For years, I've been using a corrugated cardboard box to hold used office paper that's destined for recycling. Every few years the box starts to droop or the glue gives out or the cardboard rips, and I have to get a new box. These boxes are usually free for the taking in any office, but it gets to be a drag after a dozen years or so. I still have a pile of scrap plywood from the storage shelves project, (even after using some of it up on the Karabitsu project) so I decided to do away with the cardboard box once and for all.
You can see that the basic design is that of a rectangular box
tipped back about 20 degrees so that the big stak of paper won't
come toppling out of the box as easily. I'd meant the bin to be

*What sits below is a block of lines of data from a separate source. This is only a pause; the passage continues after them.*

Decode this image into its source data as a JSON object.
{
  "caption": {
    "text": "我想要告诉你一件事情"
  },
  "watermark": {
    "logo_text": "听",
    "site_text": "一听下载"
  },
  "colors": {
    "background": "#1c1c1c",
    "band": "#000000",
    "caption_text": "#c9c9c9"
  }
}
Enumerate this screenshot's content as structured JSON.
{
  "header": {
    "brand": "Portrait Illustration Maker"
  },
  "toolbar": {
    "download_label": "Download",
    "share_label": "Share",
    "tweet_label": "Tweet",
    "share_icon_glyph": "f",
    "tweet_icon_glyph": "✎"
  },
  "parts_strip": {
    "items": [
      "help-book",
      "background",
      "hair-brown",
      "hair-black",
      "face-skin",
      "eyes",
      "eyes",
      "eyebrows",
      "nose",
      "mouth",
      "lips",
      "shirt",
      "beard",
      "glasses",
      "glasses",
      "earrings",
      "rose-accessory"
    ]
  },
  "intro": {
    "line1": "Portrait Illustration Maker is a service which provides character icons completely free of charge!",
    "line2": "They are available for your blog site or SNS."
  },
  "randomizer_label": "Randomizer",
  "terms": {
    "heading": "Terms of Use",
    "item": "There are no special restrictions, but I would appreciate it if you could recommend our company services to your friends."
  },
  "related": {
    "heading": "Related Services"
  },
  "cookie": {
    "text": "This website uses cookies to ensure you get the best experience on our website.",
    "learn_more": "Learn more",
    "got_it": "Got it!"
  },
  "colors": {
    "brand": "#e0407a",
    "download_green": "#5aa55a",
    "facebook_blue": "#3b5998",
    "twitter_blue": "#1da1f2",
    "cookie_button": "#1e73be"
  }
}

big enough to hold a cardboard box as a liner, but due to possibly
overzealous sanding, its interior is a little small for that. Now
that I look at it though

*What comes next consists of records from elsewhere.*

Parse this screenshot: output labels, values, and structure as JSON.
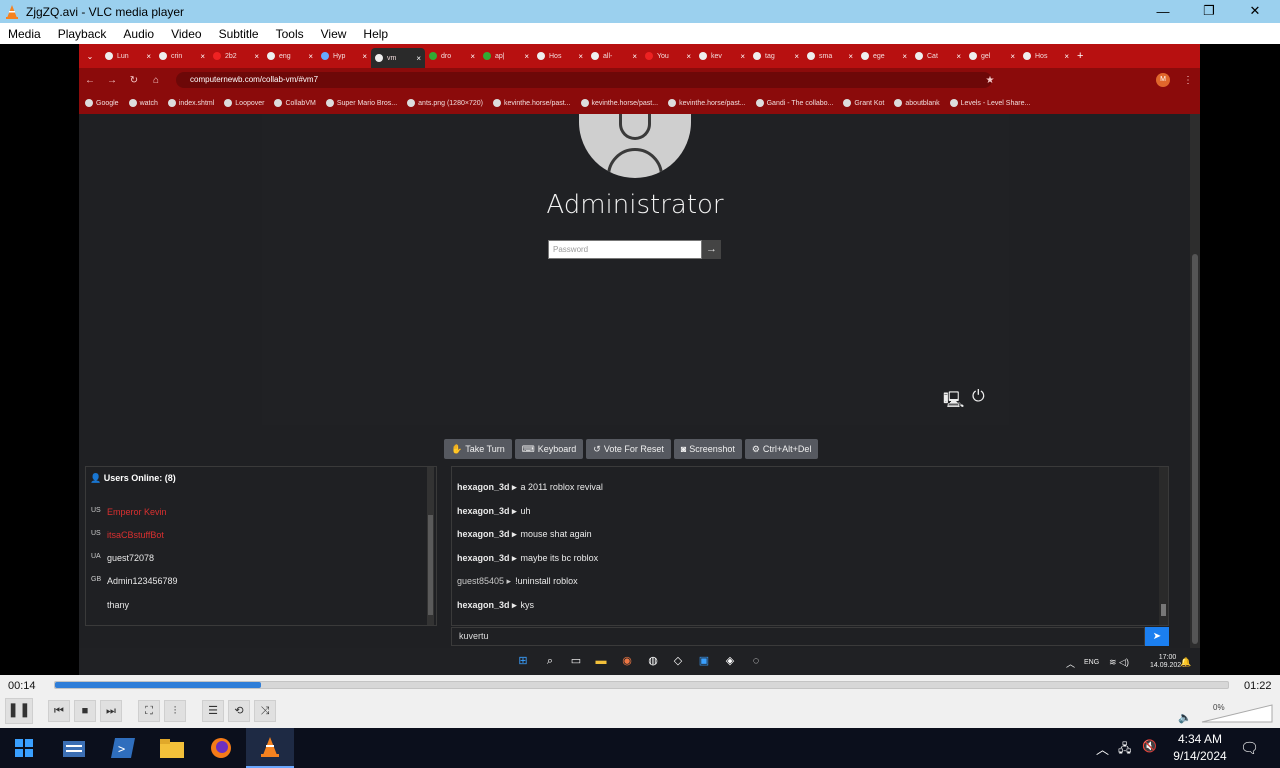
{
  "window": {
    "title": "ZjgZQ.avi - VLC media player",
    "minimize": "—",
    "maximize": "❐",
    "close": "✕"
  },
  "menu": [
    "Media",
    "Playback",
    "Audio",
    "Video",
    "Subtitle",
    "Tools",
    "View",
    "Help"
  ],
  "browser": {
    "tabs": [
      "Lun",
      "crin",
      "2b2",
      "eng",
      "Hyp",
      "vm",
      "dro",
      "ap|",
      "Hos",
      "all-",
      "You",
      "kev",
      "tag",
      "sma",
      "ege",
      "Cat",
      "gel",
      "Hos"
    ],
    "url": "computernewb.com/collab-vm/#vm7",
    "bookmarks": [
      "Google",
      "watch",
      "index.shtml",
      "Loopover",
      "CollabVM",
      "Super Mario Bros...",
      "ants.png (1280×720)",
      "kevinthe.horse/past...",
      "kevinthe.horse/past...",
      "kevinthe.horse/past...",
      "Gandi - The collabo...",
      "Grant Kot",
      "aboutblank",
      "Levels - Level Share..."
    ]
  },
  "vm": {
    "username": "Administrator",
    "password_placeholder": "Password",
    "buttons": [
      "Take Turn",
      "Keyboard",
      "Vote For Reset",
      "Screenshot",
      "Ctrl+Alt+Del"
    ]
  },
  "users": {
    "header": "Users Online: (8)",
    "list": [
      {
        "cc": "US",
        "name": "Emperor Kevin",
        "red": true
      },
      {
        "cc": "US",
        "name": "itsaCBstuffBot",
        "red": true
      },
      {
        "cc": "UA",
        "name": "guest72078",
        "red": false
      },
      {
        "cc": "GB",
        "name": "Admin123456789",
        "red": false
      },
      {
        "cc": "",
        "name": "thany",
        "red": false
      }
    ]
  },
  "chat": {
    "messages": [
      {
        "user": "hexagon_3d ▸",
        "text": "a 2011 roblox revival",
        "guest": false
      },
      {
        "user": "hexagon_3d ▸",
        "text": "uh",
        "guest": false
      },
      {
        "user": "hexagon_3d ▸",
        "text": "mouse shat again",
        "guest": false
      },
      {
        "user": "hexagon_3d ▸",
        "text": "maybe its bc roblox",
        "guest": false
      },
      {
        "user": "guest85405 ▸",
        "text": "!uninstall roblox",
        "guest": true
      },
      {
        "user": "hexagon_3d ▸",
        "text": "kys",
        "guest": false
      }
    ],
    "input_value": "kuvertu"
  },
  "vm_taskbar": {
    "lang": "ENG",
    "time": "17:00",
    "date": "14.09.2024"
  },
  "player": {
    "elapsed": "00:14",
    "total": "01:22",
    "progress_fraction": 0.176,
    "volume": "0%"
  },
  "host_taskbar": {
    "time": "4:34 AM",
    "date": "9/14/2024"
  },
  "colors": {
    "accent": "#2f7ed8",
    "browser_tab_red": "#b71010",
    "send_blue": "#1b7ff0"
  }
}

The recycling box is just five rectangles of 3/8" plywood. It's stained with Minwax "Cherry" stain, and finished with water based sanding sealer and water based satin clear "Polycrylic" wood finish.
It's held together with wood glue and nails. The nails just go through the sides into the edges of the plywood. This is not as nice as it could be, but it's just a recycling box, and the wire brads I used are barely visible. I suppose I could have set them and then puttied over them, but I stained the pieces before assembly, which would have made this more difficult.
Here's the cut list. Remember, this is for 3/8" plywood, so if you're using different thickness wood, you will have to account for that in your measurements.
- 2 Side Panels - 12.5" wide by 20.0" tall
- 1 Back Panel - 11.25" wide by 17.5" tall
- 2 End Panels - 11.25" wide by 9.5" tall
First, I sanded and stained all the pieces. Then, I glued and nailed the end panels onto the back panel. After that, I sandwiched the box body between the side panels, angling the box body so that its corners contacted three sides of the side panels, and nailed them on. Then I sealed, sanded, and sinished the box.
Attaching the side panels was probably the trickiest part, as I was drilling somewhat blind through the panels and trying to hit the center of the edge of the other pieces. It heled to get two nails in near the ends of each panel, and then draw a line between those nails for placing the rest. All of my nail holes were pre-drilled, so at least I knew if the nail was in a good spot or not before I began swinging the hammer.
I could have put a "kick plate" across the front at the bottom, but I decided not to get too fancy. I also could have put a flat top across the side panels, but I didn't. I still could do those things, but I probably won't.